On a normal day, Vivian, who just turned 37, actively taps one of her fingers, dances with her eyes and speaks with a hunger for life. She was born with a neuromuscular disease called spinal muscular atrophy. Her mother, Madame Yong, now 63 years old, has been her full-time caregiver since she turned 19.
I first met Vivian in 2014. I was at her bedside during a church group carolling session and in the midst of our singing, my friends urged me to sing a song I had written to her. Her spirit, dancing like a warm flickering flame, eased any consciousness I was feeling about my spasms.
I sang, she danced and our friendship grew.
Since then, Vivian and her mother has invited my friends and I to their home gatherings to share their passion for Barbie dolls, talk about the latest drama series and to have karaoke sessions. My favourite was when Madame Yong switched on the lights to their toy disco ball and gave out funky head extensions, so we could all rock our heads to the songs.
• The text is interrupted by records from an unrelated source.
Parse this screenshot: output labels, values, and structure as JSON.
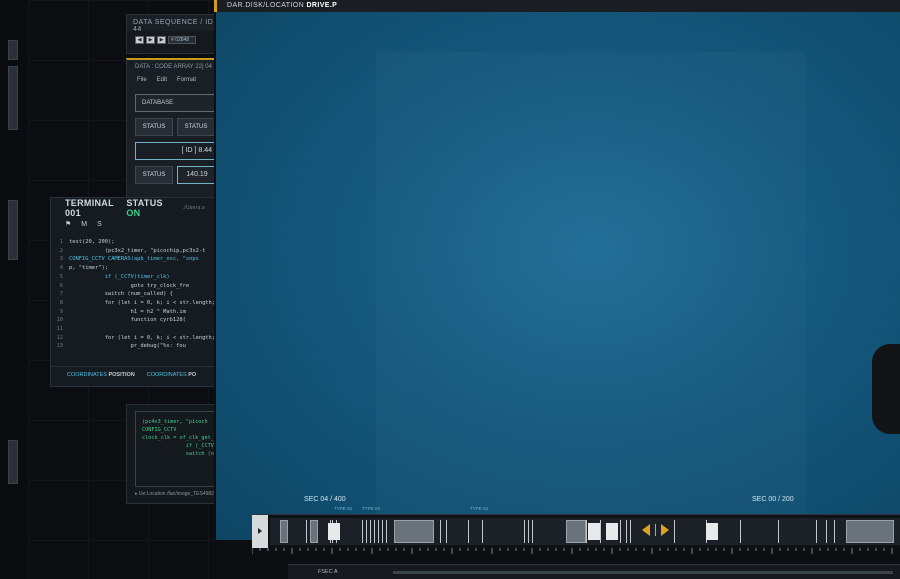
{
  "sequence_window": {
    "title": "DATA SEQUENCE / ID 44",
    "field_value": "# 02848",
    "buttons": [
      "◀",
      "▶",
      "▶"
    ]
  },
  "code_array_window": {
    "title": "DATA : CODE ARRAY 22] 04",
    "menu": [
      "File",
      "Edit",
      "Format"
    ],
    "database_label": "DATABASE",
    "status_a": "STATUS",
    "status_b": "STATUS",
    "id_value": "[ ID ] 8.44",
    "status_c": "STATUS",
    "value": "140.19"
  },
  "terminal": {
    "title": "TERMINAL 001",
    "status_label": "STATUS",
    "status_value": "ON",
    "path": "./Users.s",
    "tools": [
      "M",
      "S"
    ],
    "lines": [
      {
        "n": "1",
        "t": "test(20, 200);",
        "c": ""
      },
      {
        "n": "2",
        "t": "           (pc3x2_timer, \"picochip,pc3x2-t",
        "c": ""
      },
      {
        "n": "3",
        "t": "CONFIG_CCTV CAMERAS(apb_timer_osc, \"snps",
        "c": "cyan"
      },
      {
        "n": "4",
        "t": "p, \"timer\");",
        "c": ""
      },
      {
        "n": "5",
        "t": "           if (_CCTV(timer_clk)",
        "c": "cyan"
      },
      {
        "n": "6",
        "t": "                   goto try_clock_fre",
        "c": ""
      },
      {
        "n": "7",
        "t": "           switch (num_called) {",
        "c": ""
      },
      {
        "n": "8",
        "t": "           for (let i = 0, k; i < str.length; i+",
        "c": ""
      },
      {
        "n": "9",
        "t": "                   h1 = h2 ^ Math.im",
        "c": ""
      },
      {
        "n": "10",
        "t": "                   function cyrb128(",
        "c": ""
      },
      {
        "n": "11",
        "t": "",
        "c": ""
      },
      {
        "n": "12",
        "t": "           for (let i = 0, k; i < str.length; i+",
        "c": ""
      },
      {
        "n": "13",
        "t": "                   pr_debug(\"%s: fou",
        "c": ""
      }
    ],
    "footer": [
      {
        "label": "COORDINATES",
        "value": "POSITION"
      },
      {
        "label": "COORDINATES",
        "value": "PO"
      }
    ]
  },
  "code_box_2": {
    "lines": [
      {
        "t": "(pc4x3_timer, \"picoch",
        "c": "g"
      },
      {
        "t": "CONFIG_CCTV",
        "c": "g"
      },
      {
        "t": "clock_clk = of_clk_get_",
        "c": "g"
      },
      {
        "t": "              if (_CCTV",
        "c": "g"
      },
      {
        "t": "",
        "c": "w"
      },
      {
        "t": "              switch (n",
        "c": "g"
      }
    ],
    "path": "▸ Ue:Location /fan/image_TES4982"
  },
  "viewport": {
    "title_prefix": "DAR.DISK/LOCATION",
    "title_value": "DRIVE.P",
    "sec_left": "SEC 04 / 400",
    "sec_right": "SEC 00 / 200",
    "mini_labels": [
      "TYPE 04",
      "TYPE 04",
      "TYPE 04"
    ]
  },
  "bottom_bar": {
    "label": "FSEC A"
  },
  "colors": {
    "accent": "#d29e1f",
    "screen_blue": "#14587d",
    "status_green": "#3bd08a"
  }
}
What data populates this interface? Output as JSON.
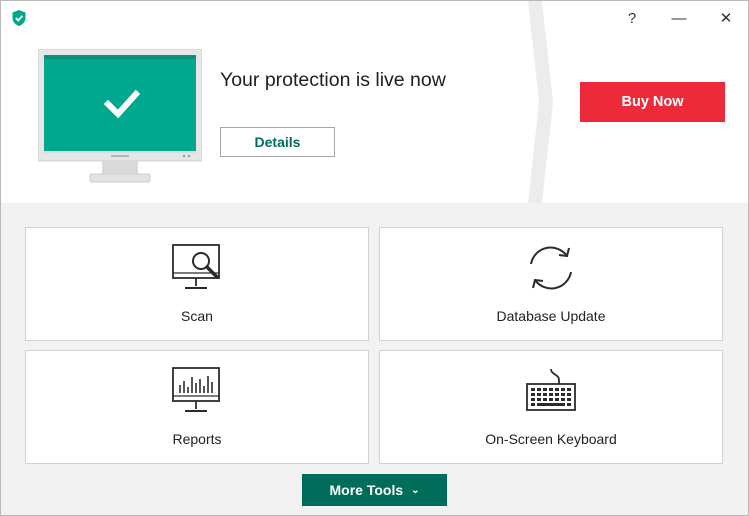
{
  "titlebar": {
    "help_label": "?",
    "minimize_label": "—",
    "close_label": "✕"
  },
  "status": {
    "headline": "Your protection is live now",
    "details_label": "Details",
    "buy_label": "Buy Now"
  },
  "tiles": [
    {
      "label": "Scan",
      "icon": "scan-icon"
    },
    {
      "label": "Database Update",
      "icon": "update-icon"
    },
    {
      "label": "Reports",
      "icon": "reports-icon"
    },
    {
      "label": "On-Screen Keyboard",
      "icon": "keyboard-icon"
    }
  ],
  "more_tools": {
    "label": "More Tools",
    "chevron": "⌄"
  },
  "colors": {
    "accent": "#006d5b",
    "brand_teal": "#00a88e",
    "buy": "#ec2a3a"
  }
}
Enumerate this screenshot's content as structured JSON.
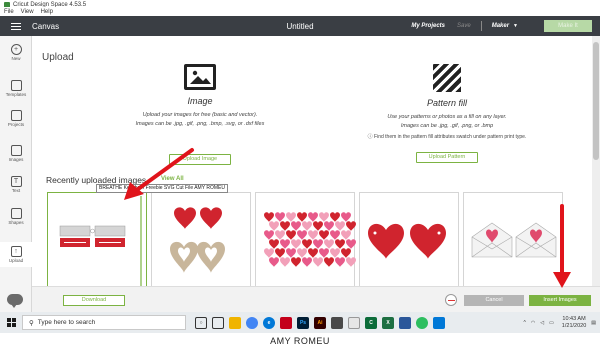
{
  "window": {
    "title": "Cricut Design Space 4.53.5"
  },
  "menu": [
    "File",
    "View",
    "Help"
  ],
  "header": {
    "canvas_label": "Canvas",
    "doc_title": "Untitled",
    "my_projects": "My Projects",
    "save": "Save",
    "machine": "Maker",
    "make_it": "Make It"
  },
  "sidebar": {
    "items": [
      {
        "label": "New",
        "icon": "plus-icon"
      },
      {
        "label": "Templates",
        "icon": "shirt-icon"
      },
      {
        "label": "Projects",
        "icon": "projects-icon"
      },
      {
        "label": "Images",
        "icon": "image-icon"
      },
      {
        "label": "Text",
        "icon": "text-icon"
      },
      {
        "label": "Shapes",
        "icon": "shapes-icon"
      },
      {
        "label": "Upload",
        "icon": "upload-cloud-icon"
      }
    ]
  },
  "upload": {
    "heading": "Upload",
    "image": {
      "title": "Image",
      "desc1": "Upload your images for free (basic and vector).",
      "desc2": "Images can be .jpg, .gif, .png, .bmp, .svg, or .dxf files",
      "button": "Upload Image"
    },
    "pattern": {
      "title": "Pattern fill",
      "desc1": "Use your patterns or photos as a fill on any layer.",
      "desc2": "Images can be .jpg, .gif, .png, or .bmp",
      "hint": "Find them in the pattern fill attributes swatch under pattern print type.",
      "button": "Upload Pattern"
    },
    "recent_label": "Recently uploaded images",
    "view_all": "View All",
    "tooltip": "BREATHE Keychain Freebie SVG Cut File AMY ROMEU"
  },
  "footer": {
    "download": "Download",
    "cancel": "Cancel",
    "insert": "Insert Images"
  },
  "taskbar": {
    "search_placeholder": "Type here to search",
    "time": "10:43 AM",
    "date": "1/21/2020"
  },
  "watermark": "AMY ROMEU",
  "colors": {
    "accent": "#7cb342",
    "header_bg": "#3a3e44",
    "heart_red": "#d0242e",
    "tan": "#c8b69b",
    "arrow_red": "#e0141b"
  }
}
Recently, during one of our conversations, my friend, Joan, commented on how giving Vivian’s mother was. We decided that perhaps, a song could be worthy of her. At our next gathering, Madame Yong enjoyed a rare shopping trip out, while Vivian and I decided what to put into the song.
Vivian’s conversation with me below:
“I was in and out of Intensive Care Unit when I was 19 and in my early 20s. This was the most painful period for my mother. She said she was constantly living in shock then, as I could have lost my life many times then.
“How did she handle that period?”
“Very positively. There were other mothers with children like me in the hospital and Mama would urge them to be positive, so that their children could feel positive too. She would tell them ‘I’ve taken care of my daughter for so many years, so you can do it too.’”
“Wow.. your mother is strong.”
“Yes. Over the years, she gave up her dreams of learning how to cook, learning English, learning to do massage and all that freedom to go out, so that she could care for me. She raised my brother and I on her own. She’s literally strong – she has even carried me up and down a flight of stairs a few times on her own.”
“What do you think her greatest wish for you is?”
“For me to be healthy and happy. She hopes that one day, I’ll be able to stand and be independent.”
“What about you? What is your wish for her?”
“My wish is for her to be healthy and happy. I hope that one day I can stand too.”
“Same wishes for each other?”
“Yes, if I’m able to stand… One day, our roles can be reversed.”
“Have you ever asked yourself if something good could come out of your pain?”
“I think my mission is to let people see me, so that everyone can see that even though I’m like that, I can still be cheerful.
“Do you know what your mother’s mission in life is?”
“She takes care of me, so that I can carry out my mission.”
Vivian has chosen to sing the full song to her mother in private. She did, however, record her voice for some of the lines. You can hear her voice at the last part of the song below.
I want to tell you about Vivian and her mother, because they inspire me so much. Especially more on days when I feel lost in the woods, which happens whenever I question my vocation and life’s purpose.
Through their being, they show me – that in love – we are free to choose our grandest dreams.